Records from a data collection
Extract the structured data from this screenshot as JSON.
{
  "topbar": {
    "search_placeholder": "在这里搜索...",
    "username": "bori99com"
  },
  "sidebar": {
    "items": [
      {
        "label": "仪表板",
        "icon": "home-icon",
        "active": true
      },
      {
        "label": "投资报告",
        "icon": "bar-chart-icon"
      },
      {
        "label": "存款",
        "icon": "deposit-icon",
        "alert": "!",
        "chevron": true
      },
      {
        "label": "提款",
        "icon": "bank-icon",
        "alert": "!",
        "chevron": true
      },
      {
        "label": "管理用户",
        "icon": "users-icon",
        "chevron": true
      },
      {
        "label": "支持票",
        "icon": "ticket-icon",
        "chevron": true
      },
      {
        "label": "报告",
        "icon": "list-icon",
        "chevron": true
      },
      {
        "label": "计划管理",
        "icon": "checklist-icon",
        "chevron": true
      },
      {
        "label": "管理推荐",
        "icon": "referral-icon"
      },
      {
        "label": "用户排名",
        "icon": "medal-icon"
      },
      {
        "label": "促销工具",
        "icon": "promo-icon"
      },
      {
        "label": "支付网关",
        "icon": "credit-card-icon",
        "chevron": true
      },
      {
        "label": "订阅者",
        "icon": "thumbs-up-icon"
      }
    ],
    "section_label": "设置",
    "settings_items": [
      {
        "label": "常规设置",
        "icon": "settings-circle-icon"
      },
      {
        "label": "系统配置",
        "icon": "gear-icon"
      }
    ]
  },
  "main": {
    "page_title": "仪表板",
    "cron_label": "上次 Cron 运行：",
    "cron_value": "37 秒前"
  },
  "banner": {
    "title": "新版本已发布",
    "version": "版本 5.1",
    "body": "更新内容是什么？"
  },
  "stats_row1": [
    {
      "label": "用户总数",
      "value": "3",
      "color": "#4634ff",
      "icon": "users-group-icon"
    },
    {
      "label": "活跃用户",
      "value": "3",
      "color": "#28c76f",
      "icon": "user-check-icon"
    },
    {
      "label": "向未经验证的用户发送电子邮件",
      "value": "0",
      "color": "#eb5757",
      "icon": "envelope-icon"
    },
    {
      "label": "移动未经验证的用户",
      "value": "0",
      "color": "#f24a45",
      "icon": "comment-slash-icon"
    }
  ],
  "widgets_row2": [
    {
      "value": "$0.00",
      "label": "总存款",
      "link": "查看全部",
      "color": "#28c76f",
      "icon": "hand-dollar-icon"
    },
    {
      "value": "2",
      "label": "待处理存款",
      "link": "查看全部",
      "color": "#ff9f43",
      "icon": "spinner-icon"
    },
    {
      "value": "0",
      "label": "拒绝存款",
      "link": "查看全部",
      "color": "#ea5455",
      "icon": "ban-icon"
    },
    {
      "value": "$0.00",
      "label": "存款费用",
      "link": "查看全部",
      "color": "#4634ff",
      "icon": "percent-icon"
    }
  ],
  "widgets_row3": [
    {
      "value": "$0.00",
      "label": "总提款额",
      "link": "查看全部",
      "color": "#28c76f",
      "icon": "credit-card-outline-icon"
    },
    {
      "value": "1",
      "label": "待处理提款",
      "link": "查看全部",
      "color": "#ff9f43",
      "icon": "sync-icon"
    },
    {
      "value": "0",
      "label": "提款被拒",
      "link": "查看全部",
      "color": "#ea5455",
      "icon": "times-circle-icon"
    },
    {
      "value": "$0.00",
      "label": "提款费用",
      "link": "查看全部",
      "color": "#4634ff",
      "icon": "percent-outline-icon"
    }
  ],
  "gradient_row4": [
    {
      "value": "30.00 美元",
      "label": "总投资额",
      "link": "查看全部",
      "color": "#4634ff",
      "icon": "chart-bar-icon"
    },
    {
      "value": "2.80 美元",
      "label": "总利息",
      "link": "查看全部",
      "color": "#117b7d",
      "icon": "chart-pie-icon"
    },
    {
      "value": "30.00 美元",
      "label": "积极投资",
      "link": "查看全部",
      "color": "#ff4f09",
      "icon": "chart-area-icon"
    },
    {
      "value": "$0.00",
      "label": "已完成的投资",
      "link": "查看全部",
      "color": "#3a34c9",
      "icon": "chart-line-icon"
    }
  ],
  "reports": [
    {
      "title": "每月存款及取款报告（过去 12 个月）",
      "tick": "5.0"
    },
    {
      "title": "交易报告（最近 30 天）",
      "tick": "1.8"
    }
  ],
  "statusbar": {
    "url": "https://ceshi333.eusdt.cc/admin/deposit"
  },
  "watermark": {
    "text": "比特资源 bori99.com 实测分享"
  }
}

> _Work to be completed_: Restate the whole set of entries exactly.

> _Answer_:
Extract the structured data from this screenshot as JSON.
{
  "topbar": {
    "search_placeholder": "在这里搜索...",
    "username": "bori99com"
  },
  "sidebar": {
    "items": [
      {
        "label": "仪表板",
        "icon": "home-icon",
        "active": true
      },
      {
        "label": "投资报告",
        "icon": "bar-chart-icon"
      },
      {
        "label": "存款",
        "icon": "deposit-icon",
        "alert": "!",
        "chevron": true
      },
      {
        "label": "提款",
        "icon": "bank-icon",
        "alert": "!",
        "chevron": true
      },
      {
        "label": "管理用户",
        "icon": "users-icon",
        "chevron": true
      },
      {
        "label": "支持票",
        "icon": "ticket-icon",
        "chevron": true
      },
      {
        "label": "报告",
        "icon": "list-icon",
        "chevron": true
      },
      {
        "label": "计划管理",
        "icon": "checklist-icon",
        "chevron": true
      },
      {
        "label": "管理推荐",
        "icon": "referral-icon"
      },
      {
        "label": "用户排名",
        "icon": "medal-icon"
      },
      {
        "label": "促销工具",
        "icon": "promo-icon"
      },
      {
        "label": "支付网关",
        "icon": "credit-card-icon",
        "chevron": true
      },
      {
        "label": "订阅者",
        "icon": "thumbs-up-icon"
      }
    ],
    "section_label": "设置",
    "settings_items": [
      {
        "label": "常规设置",
        "icon": "settings-circle-icon"
      },
      {
        "label": "系统配置",
        "icon": "gear-icon"
      }
    ]
  },
  "main": {
    "page_title": "仪表板",
    "cron_label": "上次 Cron 运行：",
    "cron_value": "37 秒前"
  },
  "banner": {
    "title": "新版本已发布",
    "version": "版本 5.1",
    "body": "更新内容是什么？"
  },
  "stats_row1": [
    {
      "label": "用户总数",
      "value": "3",
      "color": "#4634ff",
      "icon": "users-group-icon"
    },
    {
      "label": "活跃用户",
      "value": "3",
      "color": "#28c76f",
      "icon": "user-check-icon"
    },
    {
      "label": "向未经验证的用户发送电子邮件",
      "value": "0",
      "color": "#eb5757",
      "icon": "envelope-icon"
    },
    {
      "label": "移动未经验证的用户",
      "value": "0",
      "color": "#f24a45",
      "icon": "comment-slash-icon"
    }
  ],
  "widgets_row2": [
    {
      "value": "$0.00",
      "label": "总存款",
      "link": "查看全部",
      "color": "#28c76f",
      "icon": "hand-dollar-icon"
    },
    {
      "value": "2",
      "label": "待处理存款",
      "link": "查看全部",
      "color": "#ff9f43",
      "icon": "spinner-icon"
    },
    {
      "value": "0",
      "label": "拒绝存款",
      "link": "查看全部",
      "color": "#ea5455",
      "icon": "ban-icon"
    },
    {
      "value": "$0.00",
      "label": "存款费用",
      "link": "查看全部",
      "color": "#4634ff",
      "icon": "percent-icon"
    }
  ],
  "widgets_row3": [
    {
      "value": "$0.00",
      "label": "总提款额",
      "link": "查看全部",
      "color": "#28c76f",
      "icon": "credit-card-outline-icon"
    },
    {
      "value": "1",
      "label": "待处理提款",
      "link": "查看全部",
      "color": "#ff9f43",
      "icon": "sync-icon"
    },
    {
      "value": "0",
      "label": "提款被拒",
      "link": "查看全部",
      "color": "#ea5455",
      "icon": "times-circle-icon"
    },
    {
      "value": "$0.00",
      "label": "提款费用",
      "link": "查看全部",
      "color": "#4634ff",
      "icon": "percent-outline-icon"
    }
  ],
  "gradient_row4": [
    {
      "value": "30.00 美元",
      "label": "总投资额",
      "link": "查看全部",
      "color": "#4634ff",
      "icon": "chart-bar-icon"
    },
    {
      "value": "2.80 美元",
      "label": "总利息",
      "link": "查看全部",
      "color": "#117b7d",
      "icon": "chart-pie-icon"
    },
    {
      "value": "30.00 美元",
      "label": "积极投资",
      "link": "查看全部",
      "color": "#ff4f09",
      "icon": "chart-area-icon"
    },
    {
      "value": "$0.00",
      "label": "已完成的投资",
      "link": "查看全部",
      "color": "#3a34c9",
      "icon": "chart-line-icon"
    }
  ],
  "reports": [
    {
      "title": "每月存款及取款报告（过去 12 个月）",
      "tick": "5.0"
    },
    {
      "title": "交易报告（最近 30 天）",
      "tick": "1.8"
    }
  ],
  "statusbar": {
    "url": "https://ceshi333.eusdt.cc/admin/deposit"
  },
  "watermark": {
    "text": "比特资源 bori99.com 实测分享"
  }
}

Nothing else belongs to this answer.